I’m preparing for a short talk on KAP and I need to get a grip on the options when explaining ‘why KAP?’ to photographers. The table sets out the options but there are aspects of KAP that don’t fit in.
Other big conciderations in favour of KAP (for me) are:
it’s ‘manned’, open and accessible; as with a tethered balloon the operator is usually to be found on the other end of the string.
flight duration: I have flown kites with a camera on for hours, the only linits are the wind and camera batteries (my best camera runs for 2 and a half hours at a time)
simple: the powered microcopter option demands concentration from the operator. FPV control requires your full attention and the environment awareness of the operator can be compromised by this. A kite, once it’s settled, is usually stable enough to allow the flier an ‘eye over the shoulder’ to keep things safe.
silent: I’m preparing a risk assessment for photographing feeding birds in a nature reserve, once the kite is aloft there is no noise.
it’s fun! If I am happy with my kite I’m confident in its limits, where I can put it and what the wind will do with it- I can do more with a kite than almost any other aerial platform becasue its what I want to do. Using a 10m mast, hitching a ride on a balloon are all great ways of getting an aerial view but nothing matches the joy of flying a kite for me.
For most survey work I ‘find a way’ of getting the photos I need but if I can get my kite to do the work I get a satisfaction bonus that is very hard to beat.
There is something about working with the wind that sets the mind free: you must concentrate on respecting and resolving the forces to hand.

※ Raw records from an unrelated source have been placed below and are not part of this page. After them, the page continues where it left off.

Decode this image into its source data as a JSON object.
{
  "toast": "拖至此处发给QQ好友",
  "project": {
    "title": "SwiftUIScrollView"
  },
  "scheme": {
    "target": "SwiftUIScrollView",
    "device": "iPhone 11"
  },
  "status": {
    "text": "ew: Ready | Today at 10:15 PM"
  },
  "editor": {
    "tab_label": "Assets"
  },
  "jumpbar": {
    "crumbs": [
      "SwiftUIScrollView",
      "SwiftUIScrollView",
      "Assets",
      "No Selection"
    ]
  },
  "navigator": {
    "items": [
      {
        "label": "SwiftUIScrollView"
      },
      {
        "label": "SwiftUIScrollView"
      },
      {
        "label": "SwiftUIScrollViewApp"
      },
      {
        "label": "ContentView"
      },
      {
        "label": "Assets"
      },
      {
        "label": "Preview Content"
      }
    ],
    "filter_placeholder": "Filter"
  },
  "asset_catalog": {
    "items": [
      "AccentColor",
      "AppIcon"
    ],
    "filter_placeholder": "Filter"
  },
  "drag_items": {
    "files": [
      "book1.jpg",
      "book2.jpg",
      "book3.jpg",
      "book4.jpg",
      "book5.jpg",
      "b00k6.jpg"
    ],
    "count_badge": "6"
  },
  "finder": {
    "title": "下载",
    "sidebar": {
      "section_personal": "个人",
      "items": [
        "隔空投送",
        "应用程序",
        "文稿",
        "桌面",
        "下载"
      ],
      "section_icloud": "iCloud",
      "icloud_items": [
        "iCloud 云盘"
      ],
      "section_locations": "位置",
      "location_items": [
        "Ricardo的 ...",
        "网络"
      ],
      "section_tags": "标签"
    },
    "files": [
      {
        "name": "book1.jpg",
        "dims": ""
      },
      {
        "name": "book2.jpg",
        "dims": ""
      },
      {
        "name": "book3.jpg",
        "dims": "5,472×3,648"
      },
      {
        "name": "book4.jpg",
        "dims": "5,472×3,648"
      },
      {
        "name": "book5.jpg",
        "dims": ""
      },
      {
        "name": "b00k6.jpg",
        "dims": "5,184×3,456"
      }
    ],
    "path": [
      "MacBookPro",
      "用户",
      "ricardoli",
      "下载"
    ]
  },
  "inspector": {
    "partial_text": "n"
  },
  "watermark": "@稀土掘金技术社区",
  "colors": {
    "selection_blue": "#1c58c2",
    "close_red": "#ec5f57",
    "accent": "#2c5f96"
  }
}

When the balance is achieved you are truly ‘at one’ with the elements of wind, light and time.